[Input for this task]
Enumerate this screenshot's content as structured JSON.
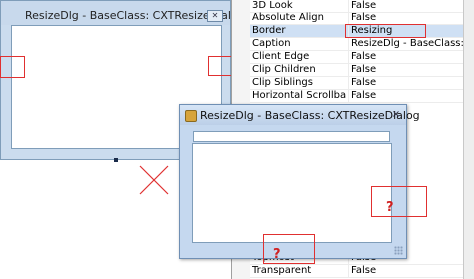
{
  "design_dialog": {
    "title": "ResizeDlg - BaseClass: CXTResizeDialog",
    "close_glyph": "✕"
  },
  "runtime_dialog": {
    "title": "ResizeDlg - BaseClass: CXTResizeDialog",
    "close_glyph": "×"
  },
  "annotations": {
    "question_mark": "?",
    "x_mark": "✕",
    "color": "#e03030"
  },
  "property_grid": {
    "rows": [
      {
        "name": "3D Look",
        "value": "False"
      },
      {
        "name": "Absolute Align",
        "value": "False"
      },
      {
        "name": "Border",
        "value": "Resizing"
      },
      {
        "name": "Caption",
        "value": "ResizeDlg - BaseClass: CXTResizeDialog"
      },
      {
        "name": "Client Edge",
        "value": "False"
      },
      {
        "name": "Clip Children",
        "value": "False"
      },
      {
        "name": "Clip Siblings",
        "value": "False"
      },
      {
        "name": "Horizontal Scrollbar",
        "value": "False"
      },
      {
        "name": "Topmost",
        "value": "False"
      },
      {
        "name": "Transparent",
        "value": "False"
      }
    ],
    "selected_index": 2
  }
}
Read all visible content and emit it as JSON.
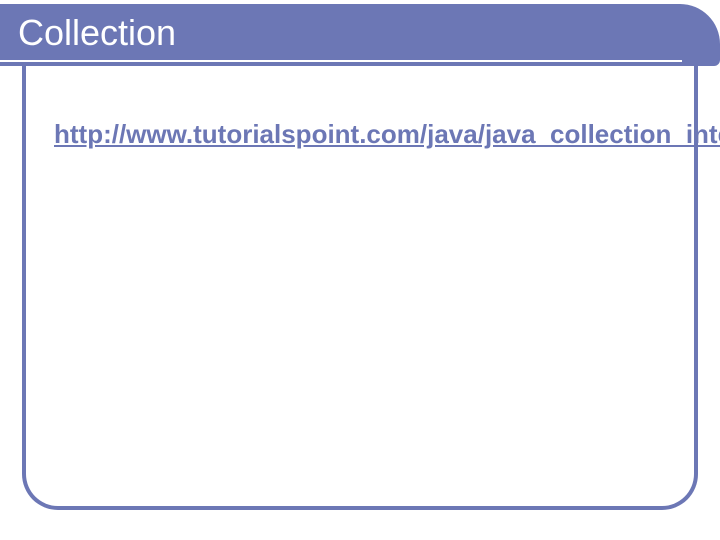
{
  "slide": {
    "title": "Collection",
    "link_text": "http://www.tutorialspoint.com/java/java_collection_interface.htm",
    "link_href": "http://www.tutorialspoint.com/java/java_collection_interface.htm"
  },
  "colors": {
    "accent": "#6c77b5"
  }
}
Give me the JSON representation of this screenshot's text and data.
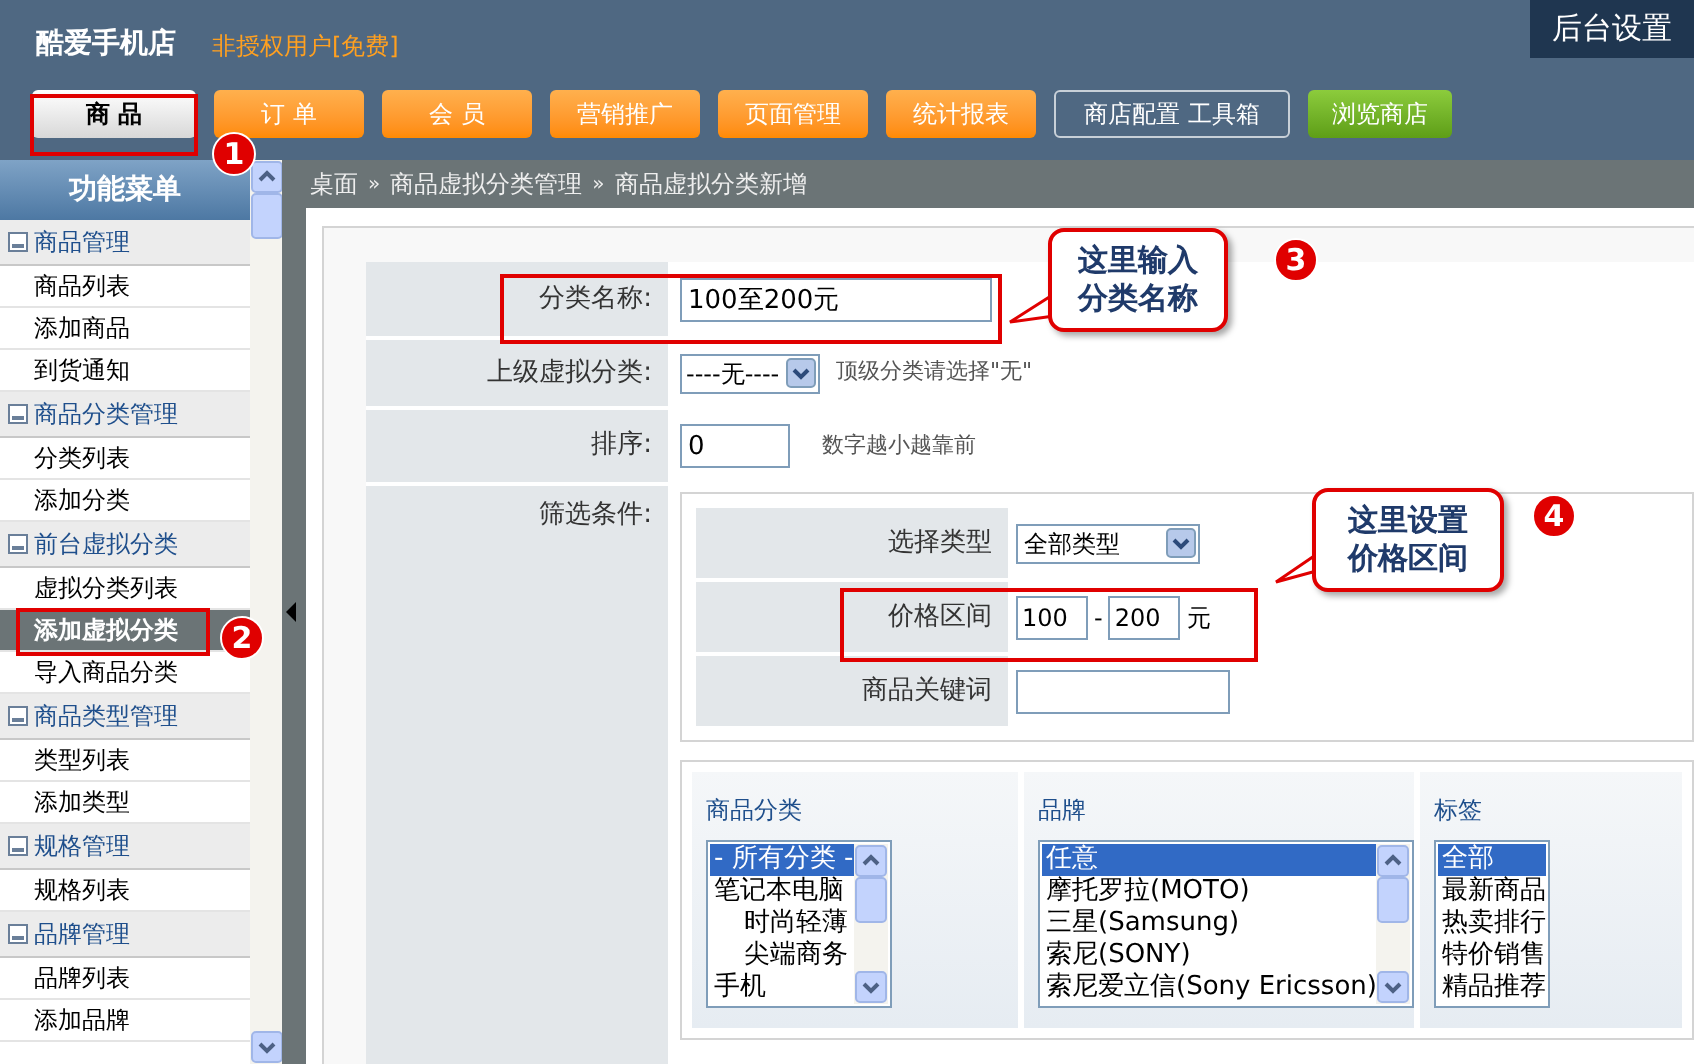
{
  "header": {
    "shop_name": "酷爱手机店",
    "user_status": "非授权用户[免费]",
    "admin_title": "后台设置"
  },
  "nav": [
    {
      "label": "商 品",
      "kind": "tab",
      "selected": true
    },
    {
      "label": "订 单",
      "kind": "tab",
      "selected": false
    },
    {
      "label": "会 员",
      "kind": "tab",
      "selected": false
    },
    {
      "label": "营销推广",
      "kind": "tab",
      "selected": false
    },
    {
      "label": "页面管理",
      "kind": "tab",
      "selected": false
    },
    {
      "label": "统计报表",
      "kind": "tab",
      "selected": false
    },
    {
      "label": "商店配置 工具箱",
      "kind": "outline",
      "selected": false
    },
    {
      "label": "浏览商店",
      "kind": "green",
      "selected": false
    }
  ],
  "sidebar": {
    "title": "功能菜单",
    "groups": [
      {
        "label": "商品管理",
        "items": [
          {
            "label": "商品列表",
            "selected": false
          },
          {
            "label": "添加商品",
            "selected": false
          },
          {
            "label": "到货通知",
            "selected": false
          }
        ]
      },
      {
        "label": "商品分类管理",
        "items": [
          {
            "label": "分类列表",
            "selected": false
          },
          {
            "label": "添加分类",
            "selected": false
          }
        ]
      },
      {
        "label": "前台虚拟分类",
        "items": [
          {
            "label": "虚拟分类列表",
            "selected": false
          },
          {
            "label": "添加虚拟分类",
            "selected": true
          },
          {
            "label": "导入商品分类",
            "selected": false
          }
        ]
      },
      {
        "label": "商品类型管理",
        "items": [
          {
            "label": "类型列表",
            "selected": false
          },
          {
            "label": "添加类型",
            "selected": false
          }
        ]
      },
      {
        "label": "规格管理",
        "items": [
          {
            "label": "规格列表",
            "selected": false
          }
        ]
      },
      {
        "label": "品牌管理",
        "items": [
          {
            "label": "品牌列表",
            "selected": false
          },
          {
            "label": "添加品牌",
            "selected": false
          }
        ]
      }
    ]
  },
  "breadcrumb": {
    "separator": "»",
    "items": [
      "桌面",
      "商品虚拟分类管理",
      "商品虚拟分类新增"
    ]
  },
  "form": {
    "name_label": "分类名称:",
    "name_value": "100至200元",
    "parent_label": "上级虚拟分类:",
    "parent_value": "----无----",
    "parent_hint": "顶级分类请选择\"无\"",
    "order_label": "排序:",
    "order_value": "0",
    "order_hint": "数字越小越靠前",
    "filter_label": "筛选条件:"
  },
  "filter": {
    "type_label": "选择类型",
    "type_value": "全部类型",
    "price_label": "价格区间",
    "price_min": "100",
    "price_sep": "-",
    "price_max": "200",
    "price_unit": "元",
    "keyword_label": "商品关键词"
  },
  "lists": [
    {
      "title": "商品分类",
      "options": [
        {
          "label": "- 所有分类 -",
          "selected": true
        },
        {
          "label": "笔记本电脑",
          "selected": false,
          "children": [
            {
              "label": "时尚轻薄",
              "selected": false
            },
            {
              "label": "尖端商务",
              "selected": false
            }
          ]
        },
        {
          "label": "手机",
          "selected": false
        }
      ]
    },
    {
      "title": "品牌",
      "options": [
        {
          "label": "任意",
          "selected": true
        },
        {
          "label": "摩托罗拉(MOTO)",
          "selected": false
        },
        {
          "label": "三星(Samsung)",
          "selected": false
        },
        {
          "label": "索尼(SONY)",
          "selected": false
        },
        {
          "label": "索尼爱立信(Sony Ericsson)",
          "selected": false
        }
      ]
    },
    {
      "title": "标签",
      "options": [
        {
          "label": "全部",
          "selected": true
        },
        {
          "label": "最新商品",
          "selected": false
        },
        {
          "label": "热卖排行",
          "selected": false
        },
        {
          "label": "特价销售",
          "selected": false
        },
        {
          "label": "精品推荐",
          "selected": false
        }
      ]
    }
  ],
  "annotations": [
    {
      "number": "1"
    },
    {
      "number": "2"
    },
    {
      "number": "3",
      "text": "这里输入分类名称"
    },
    {
      "number": "4",
      "text": "这里设置价格区间"
    }
  ]
}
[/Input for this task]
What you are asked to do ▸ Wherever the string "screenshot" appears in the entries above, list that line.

Answer to this problem ▸
Enumerate this screenshot's content as structured JSON.
Give me the JSON representation of this screenshot's text and data.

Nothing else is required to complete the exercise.